General Motors Co. Chief Executive Officer Mary Barra is scheduled to testify at a U.S. congressional hearing April 1 amid a probe into why it took more than a decade to recall vehicles equipped with an ignition defect that’s been linked to a dozen deaths.
National Highway Traffic Safety Administration Acting Administrator David Friedman will also testify to the Oversight and Investigations Subcommittee of the House Energy and Commerce Committee, Fred Upton, the committee’s chairman and a Michigan Republican, said in a statement.

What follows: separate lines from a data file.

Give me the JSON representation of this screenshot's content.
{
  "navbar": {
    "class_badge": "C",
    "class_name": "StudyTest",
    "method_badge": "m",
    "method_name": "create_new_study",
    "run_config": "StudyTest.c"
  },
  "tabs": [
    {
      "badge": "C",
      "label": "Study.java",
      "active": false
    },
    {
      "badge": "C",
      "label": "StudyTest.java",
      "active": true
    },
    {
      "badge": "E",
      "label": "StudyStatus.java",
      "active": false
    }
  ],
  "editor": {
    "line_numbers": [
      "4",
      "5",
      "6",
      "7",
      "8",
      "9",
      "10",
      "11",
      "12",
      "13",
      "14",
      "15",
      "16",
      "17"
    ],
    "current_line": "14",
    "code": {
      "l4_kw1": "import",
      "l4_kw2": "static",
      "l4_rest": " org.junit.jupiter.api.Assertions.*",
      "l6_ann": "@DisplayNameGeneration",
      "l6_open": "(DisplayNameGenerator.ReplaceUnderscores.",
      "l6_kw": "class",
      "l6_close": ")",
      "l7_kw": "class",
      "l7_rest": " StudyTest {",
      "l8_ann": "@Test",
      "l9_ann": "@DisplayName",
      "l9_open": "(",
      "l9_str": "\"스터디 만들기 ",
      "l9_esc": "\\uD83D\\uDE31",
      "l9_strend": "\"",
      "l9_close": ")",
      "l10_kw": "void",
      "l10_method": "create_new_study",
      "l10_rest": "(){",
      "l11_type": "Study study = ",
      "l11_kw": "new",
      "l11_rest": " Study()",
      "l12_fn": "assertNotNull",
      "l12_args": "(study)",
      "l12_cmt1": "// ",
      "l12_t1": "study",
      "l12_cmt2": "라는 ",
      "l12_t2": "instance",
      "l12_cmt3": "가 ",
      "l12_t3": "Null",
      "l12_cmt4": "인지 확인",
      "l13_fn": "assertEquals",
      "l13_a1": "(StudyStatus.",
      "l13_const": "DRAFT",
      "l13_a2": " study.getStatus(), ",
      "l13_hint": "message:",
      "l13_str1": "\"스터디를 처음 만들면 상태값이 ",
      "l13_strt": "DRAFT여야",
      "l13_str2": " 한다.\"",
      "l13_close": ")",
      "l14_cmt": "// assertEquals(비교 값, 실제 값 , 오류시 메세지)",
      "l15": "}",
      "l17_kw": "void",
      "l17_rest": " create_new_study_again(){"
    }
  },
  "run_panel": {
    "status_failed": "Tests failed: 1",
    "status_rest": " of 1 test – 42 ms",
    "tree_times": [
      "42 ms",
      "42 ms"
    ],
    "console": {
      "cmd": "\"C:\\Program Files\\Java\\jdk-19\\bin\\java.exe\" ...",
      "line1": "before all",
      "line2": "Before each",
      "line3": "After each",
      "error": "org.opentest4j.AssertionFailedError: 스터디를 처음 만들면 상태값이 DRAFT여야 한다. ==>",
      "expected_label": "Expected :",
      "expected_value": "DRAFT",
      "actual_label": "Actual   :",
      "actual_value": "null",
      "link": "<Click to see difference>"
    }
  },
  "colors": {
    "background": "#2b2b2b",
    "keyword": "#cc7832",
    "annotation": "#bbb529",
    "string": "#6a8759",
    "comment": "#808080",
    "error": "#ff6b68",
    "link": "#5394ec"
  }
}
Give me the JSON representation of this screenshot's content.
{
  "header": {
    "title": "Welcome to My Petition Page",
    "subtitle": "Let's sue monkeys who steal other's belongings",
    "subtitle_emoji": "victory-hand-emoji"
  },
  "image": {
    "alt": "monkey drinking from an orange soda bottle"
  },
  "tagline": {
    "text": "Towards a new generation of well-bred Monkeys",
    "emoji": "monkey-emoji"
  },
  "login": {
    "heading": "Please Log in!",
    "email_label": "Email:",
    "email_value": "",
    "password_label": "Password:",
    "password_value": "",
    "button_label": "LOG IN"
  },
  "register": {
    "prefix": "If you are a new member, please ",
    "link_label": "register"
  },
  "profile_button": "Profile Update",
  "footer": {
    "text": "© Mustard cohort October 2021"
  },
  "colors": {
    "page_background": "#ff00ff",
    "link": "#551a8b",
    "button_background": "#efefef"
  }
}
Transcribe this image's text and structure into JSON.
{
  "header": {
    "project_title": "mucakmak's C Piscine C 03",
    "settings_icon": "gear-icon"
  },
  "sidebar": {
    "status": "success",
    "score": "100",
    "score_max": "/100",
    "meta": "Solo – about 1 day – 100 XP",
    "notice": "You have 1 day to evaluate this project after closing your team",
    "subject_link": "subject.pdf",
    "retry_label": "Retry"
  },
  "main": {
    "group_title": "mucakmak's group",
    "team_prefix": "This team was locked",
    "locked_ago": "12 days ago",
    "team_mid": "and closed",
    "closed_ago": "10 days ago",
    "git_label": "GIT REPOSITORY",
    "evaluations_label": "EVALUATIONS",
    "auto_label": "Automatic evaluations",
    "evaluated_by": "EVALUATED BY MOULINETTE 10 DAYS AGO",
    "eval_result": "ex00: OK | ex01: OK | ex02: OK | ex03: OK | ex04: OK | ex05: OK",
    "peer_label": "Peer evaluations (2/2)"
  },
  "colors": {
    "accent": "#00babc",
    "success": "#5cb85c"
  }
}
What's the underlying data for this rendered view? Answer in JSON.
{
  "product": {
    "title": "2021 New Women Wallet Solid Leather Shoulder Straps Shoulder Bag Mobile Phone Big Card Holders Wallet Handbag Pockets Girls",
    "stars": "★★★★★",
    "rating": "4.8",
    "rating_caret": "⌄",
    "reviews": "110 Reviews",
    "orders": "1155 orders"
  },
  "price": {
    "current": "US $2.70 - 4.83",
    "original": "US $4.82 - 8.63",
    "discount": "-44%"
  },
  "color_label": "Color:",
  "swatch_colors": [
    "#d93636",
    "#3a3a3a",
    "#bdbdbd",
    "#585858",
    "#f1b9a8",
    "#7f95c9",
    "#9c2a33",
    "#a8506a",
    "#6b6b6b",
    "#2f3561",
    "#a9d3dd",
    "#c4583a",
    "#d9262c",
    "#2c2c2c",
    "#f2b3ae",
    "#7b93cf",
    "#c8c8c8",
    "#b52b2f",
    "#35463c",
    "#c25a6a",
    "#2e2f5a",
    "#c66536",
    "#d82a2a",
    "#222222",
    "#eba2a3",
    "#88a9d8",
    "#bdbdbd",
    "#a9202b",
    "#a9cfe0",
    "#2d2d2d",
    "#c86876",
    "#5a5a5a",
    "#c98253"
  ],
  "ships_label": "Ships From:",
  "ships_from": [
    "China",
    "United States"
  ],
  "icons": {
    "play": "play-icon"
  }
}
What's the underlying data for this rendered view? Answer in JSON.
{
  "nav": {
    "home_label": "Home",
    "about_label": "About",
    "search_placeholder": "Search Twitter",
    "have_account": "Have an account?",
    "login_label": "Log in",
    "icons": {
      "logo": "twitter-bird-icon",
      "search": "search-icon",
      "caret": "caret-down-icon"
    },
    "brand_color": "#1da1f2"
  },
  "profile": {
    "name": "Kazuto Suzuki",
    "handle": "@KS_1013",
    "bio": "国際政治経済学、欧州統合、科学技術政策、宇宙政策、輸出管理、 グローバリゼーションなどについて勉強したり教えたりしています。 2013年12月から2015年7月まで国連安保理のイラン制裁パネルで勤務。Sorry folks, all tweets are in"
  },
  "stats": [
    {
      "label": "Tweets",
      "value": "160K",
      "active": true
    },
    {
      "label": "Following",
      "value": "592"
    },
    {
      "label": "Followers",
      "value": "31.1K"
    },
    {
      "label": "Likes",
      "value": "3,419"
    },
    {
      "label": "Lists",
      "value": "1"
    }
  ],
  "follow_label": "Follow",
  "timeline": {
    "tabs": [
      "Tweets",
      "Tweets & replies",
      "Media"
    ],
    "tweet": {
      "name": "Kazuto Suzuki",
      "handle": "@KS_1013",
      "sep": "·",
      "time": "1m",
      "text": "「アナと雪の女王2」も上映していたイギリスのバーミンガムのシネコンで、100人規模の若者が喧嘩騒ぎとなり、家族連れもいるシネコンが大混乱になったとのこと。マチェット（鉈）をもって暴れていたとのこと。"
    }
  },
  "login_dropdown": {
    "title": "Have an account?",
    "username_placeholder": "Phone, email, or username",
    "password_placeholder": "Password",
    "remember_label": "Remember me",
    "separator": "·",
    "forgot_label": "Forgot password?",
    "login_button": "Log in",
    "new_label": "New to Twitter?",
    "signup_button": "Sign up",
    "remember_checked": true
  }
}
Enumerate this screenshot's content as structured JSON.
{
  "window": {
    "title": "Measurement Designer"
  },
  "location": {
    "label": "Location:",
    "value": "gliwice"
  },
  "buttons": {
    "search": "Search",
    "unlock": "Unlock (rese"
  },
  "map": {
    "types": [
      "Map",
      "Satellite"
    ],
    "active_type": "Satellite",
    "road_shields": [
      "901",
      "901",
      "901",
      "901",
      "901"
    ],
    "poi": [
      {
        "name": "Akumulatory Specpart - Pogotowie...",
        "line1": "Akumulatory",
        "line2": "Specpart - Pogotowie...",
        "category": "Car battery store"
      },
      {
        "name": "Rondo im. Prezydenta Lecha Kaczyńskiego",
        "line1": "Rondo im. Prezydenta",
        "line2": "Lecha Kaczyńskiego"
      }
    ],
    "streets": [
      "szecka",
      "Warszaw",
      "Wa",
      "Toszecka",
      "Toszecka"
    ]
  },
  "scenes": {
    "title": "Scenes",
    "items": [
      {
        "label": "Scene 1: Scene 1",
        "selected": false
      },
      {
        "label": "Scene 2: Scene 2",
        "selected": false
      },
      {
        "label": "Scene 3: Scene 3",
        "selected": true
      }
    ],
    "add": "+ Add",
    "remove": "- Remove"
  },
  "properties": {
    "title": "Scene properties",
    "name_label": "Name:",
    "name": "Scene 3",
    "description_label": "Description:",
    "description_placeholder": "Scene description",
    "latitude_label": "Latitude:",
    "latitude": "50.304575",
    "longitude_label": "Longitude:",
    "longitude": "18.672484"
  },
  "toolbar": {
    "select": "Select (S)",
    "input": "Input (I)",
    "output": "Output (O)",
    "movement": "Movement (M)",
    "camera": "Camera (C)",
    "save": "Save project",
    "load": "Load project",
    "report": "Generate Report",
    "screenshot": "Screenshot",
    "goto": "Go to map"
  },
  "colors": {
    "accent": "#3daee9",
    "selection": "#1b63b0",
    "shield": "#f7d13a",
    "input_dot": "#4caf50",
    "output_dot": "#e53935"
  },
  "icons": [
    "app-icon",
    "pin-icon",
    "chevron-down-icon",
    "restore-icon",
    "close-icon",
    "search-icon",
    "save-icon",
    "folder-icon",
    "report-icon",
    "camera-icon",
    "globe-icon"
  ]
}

“Their testimony is critical to understanding what the company and NHTSA knew about the safety problems, when they knew it, and what was done about it,” Upton said. “We want to know if this tragedy could have been prevented and what can be done to ensure the loss of life due to safety failures like this don’t happen again.”
GM was aware as long ago as 2001 that the switches could slip out of position, cutting off power. Barra said March 18 she first learned about an analysis of the stalling cars in December, weeks before she become CEO, and that she was informed of the decision to recall cars on Jan. 31.
Barra, who became Detroit-based GM’s first female CEO this year, has apologized for the lives lost and has said there would be “no sacred cows” in the company’s investigation into a failure tied to at least 31 accidents and 12 deaths.